According to Sen. Patty Murray, D-Wash., who leads the Senate Veterans Affairs Committee, the GAO report found that the VA has limited data on the number and needs of homeless women veterans, who are not always aware of the services available to them.
"While we have seen a decrease in the overall number of homeless veterans, the number of needs of homeless women veterans across the country are growing and the VA is struggling to keep up," Murray said in a news release.
In his State of the Union speech Tuesday, President Barack Obama was applauded for noting that VA spending has increased "every year I've been president," while many budgets of other federal agencies have been slashed during the lingering economic recession.
"As they come home, we must serve them as well as they've served us. That includes giving them the care and the benefits they have earned ... and it means enlisting our veterans in the work of rebuilding our nation," Obama said.
The VA's budget increased from $99.8 billion to $115 billion in 2010 and grew to $126.6 billion last year.
This year, Obama requested $132.2 billion for the VA, of which $51.2 billion was approved Dec. 23 for the Veterans Health Administration, the branch of the VA that provides primary care and related medical and social support services including programs for homeless veterans.
The Obama administration has spent more on the VA to stem the rising tide of costs associated with health care, traumatic brain injuries and post-traumatic stress disorder from post-9/11 veterans.
At the same time, the VA is still dealing with a backlog of cases from veterans of the Vietnam War and Persian Gulf War, and a dwindling but significant number from the Korean War and World War II.
According to Larson, of the Key Foundation, the bulk of the homeless veterans' population is in the 50-plus age category.
"And, right now, every program they've announced is for post-9/11 veterans.
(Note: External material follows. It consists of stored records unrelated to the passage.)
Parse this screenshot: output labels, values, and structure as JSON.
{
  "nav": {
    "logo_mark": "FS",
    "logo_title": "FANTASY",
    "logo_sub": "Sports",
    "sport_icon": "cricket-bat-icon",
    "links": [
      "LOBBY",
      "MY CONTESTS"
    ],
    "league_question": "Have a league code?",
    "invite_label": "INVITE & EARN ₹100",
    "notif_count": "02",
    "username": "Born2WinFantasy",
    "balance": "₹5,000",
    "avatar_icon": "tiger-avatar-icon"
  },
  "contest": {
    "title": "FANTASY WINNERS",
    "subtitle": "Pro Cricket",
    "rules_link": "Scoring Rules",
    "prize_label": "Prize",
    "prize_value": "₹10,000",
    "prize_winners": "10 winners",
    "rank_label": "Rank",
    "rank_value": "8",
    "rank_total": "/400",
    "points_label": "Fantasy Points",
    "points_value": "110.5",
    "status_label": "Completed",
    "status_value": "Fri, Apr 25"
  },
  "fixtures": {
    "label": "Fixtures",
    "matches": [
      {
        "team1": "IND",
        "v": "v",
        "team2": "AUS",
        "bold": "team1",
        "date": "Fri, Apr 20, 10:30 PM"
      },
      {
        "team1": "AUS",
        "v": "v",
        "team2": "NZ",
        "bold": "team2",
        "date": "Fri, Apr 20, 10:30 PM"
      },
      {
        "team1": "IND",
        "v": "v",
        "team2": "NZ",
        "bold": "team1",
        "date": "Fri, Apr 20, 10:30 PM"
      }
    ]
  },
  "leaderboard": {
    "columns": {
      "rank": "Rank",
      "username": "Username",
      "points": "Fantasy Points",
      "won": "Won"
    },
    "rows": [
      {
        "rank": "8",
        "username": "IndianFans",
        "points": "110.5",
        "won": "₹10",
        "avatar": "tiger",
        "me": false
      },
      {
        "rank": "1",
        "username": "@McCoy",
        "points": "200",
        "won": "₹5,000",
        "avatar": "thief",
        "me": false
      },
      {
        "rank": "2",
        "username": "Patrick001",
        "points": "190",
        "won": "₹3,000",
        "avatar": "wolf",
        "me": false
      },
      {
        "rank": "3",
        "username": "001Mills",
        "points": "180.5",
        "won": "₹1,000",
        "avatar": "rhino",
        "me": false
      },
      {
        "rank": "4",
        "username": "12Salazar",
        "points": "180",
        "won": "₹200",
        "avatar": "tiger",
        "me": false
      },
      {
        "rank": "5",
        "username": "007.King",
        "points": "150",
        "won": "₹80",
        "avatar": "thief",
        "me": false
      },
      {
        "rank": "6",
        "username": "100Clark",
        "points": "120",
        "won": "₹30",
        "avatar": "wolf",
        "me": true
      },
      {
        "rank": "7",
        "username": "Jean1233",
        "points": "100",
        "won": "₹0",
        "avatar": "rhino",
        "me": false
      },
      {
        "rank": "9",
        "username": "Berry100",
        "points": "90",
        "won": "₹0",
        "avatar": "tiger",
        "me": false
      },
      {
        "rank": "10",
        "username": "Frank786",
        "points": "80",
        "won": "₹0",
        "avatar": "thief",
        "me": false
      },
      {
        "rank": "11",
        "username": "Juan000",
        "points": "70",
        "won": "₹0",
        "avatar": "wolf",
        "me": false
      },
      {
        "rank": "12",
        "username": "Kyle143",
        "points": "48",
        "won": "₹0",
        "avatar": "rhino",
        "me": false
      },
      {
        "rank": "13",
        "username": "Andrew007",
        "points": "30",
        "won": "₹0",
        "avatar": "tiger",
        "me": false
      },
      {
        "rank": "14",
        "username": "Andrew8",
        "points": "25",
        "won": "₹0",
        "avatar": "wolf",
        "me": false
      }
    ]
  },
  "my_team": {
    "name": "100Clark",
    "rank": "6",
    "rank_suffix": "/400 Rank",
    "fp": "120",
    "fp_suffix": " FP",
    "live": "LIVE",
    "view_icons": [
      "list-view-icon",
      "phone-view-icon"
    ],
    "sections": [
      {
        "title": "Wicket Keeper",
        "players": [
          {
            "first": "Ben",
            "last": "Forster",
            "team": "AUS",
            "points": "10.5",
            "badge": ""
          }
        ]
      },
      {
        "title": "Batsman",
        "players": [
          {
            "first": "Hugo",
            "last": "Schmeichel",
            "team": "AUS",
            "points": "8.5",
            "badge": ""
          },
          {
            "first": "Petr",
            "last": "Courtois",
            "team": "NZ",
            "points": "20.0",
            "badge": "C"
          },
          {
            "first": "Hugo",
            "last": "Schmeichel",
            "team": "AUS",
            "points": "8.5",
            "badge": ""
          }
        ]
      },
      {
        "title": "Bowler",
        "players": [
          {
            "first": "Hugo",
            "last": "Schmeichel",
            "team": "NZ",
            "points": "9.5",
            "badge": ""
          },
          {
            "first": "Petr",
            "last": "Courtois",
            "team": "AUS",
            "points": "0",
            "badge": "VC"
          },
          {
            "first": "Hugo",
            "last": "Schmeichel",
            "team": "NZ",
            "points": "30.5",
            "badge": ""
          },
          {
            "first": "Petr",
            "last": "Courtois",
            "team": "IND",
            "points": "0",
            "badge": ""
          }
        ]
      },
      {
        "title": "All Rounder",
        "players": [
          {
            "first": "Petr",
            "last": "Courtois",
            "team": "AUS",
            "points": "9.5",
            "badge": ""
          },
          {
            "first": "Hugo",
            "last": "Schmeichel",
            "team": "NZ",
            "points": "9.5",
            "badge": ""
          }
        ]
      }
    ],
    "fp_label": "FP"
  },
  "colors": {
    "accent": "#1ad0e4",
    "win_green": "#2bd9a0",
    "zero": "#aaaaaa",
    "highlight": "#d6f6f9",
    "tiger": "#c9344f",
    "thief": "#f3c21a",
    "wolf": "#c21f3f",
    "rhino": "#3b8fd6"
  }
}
They're a bunch of fat bureaucrats getting big pay checks, and they're not doing a damn thing. That's where your millions are going," said Larson, a 68-year-old Vietnam-era veteran.
Review-Journal reporter Lynnette Curtis contributed to this report. Contact reporter Keith Rogers at krogers@ reviewjournal.com or 702-383-0308.